Report back each line of the data that contains the word "family".

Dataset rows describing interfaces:
[Start of section]

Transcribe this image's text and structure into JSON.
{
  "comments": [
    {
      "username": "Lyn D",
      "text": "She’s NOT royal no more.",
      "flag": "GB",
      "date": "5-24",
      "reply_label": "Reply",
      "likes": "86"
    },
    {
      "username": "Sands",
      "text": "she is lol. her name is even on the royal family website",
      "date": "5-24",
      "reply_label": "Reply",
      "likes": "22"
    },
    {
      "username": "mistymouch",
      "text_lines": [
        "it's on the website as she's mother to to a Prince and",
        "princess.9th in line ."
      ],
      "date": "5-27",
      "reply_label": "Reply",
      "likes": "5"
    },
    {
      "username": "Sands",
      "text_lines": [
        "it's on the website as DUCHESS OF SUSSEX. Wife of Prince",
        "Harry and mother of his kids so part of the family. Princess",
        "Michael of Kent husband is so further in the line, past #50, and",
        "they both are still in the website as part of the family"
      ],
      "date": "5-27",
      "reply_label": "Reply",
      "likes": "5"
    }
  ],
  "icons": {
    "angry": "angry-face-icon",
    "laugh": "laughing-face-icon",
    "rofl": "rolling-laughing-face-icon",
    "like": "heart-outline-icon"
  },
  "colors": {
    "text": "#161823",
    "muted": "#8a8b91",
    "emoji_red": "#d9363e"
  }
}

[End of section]

◆ PROBLEM SOLUTION ◆
      "text": "she is lol. her name is even on the royal family website",
        "Harry and mother of his kids so part of the family. Princess",
        "they both are still in the website as part of the family"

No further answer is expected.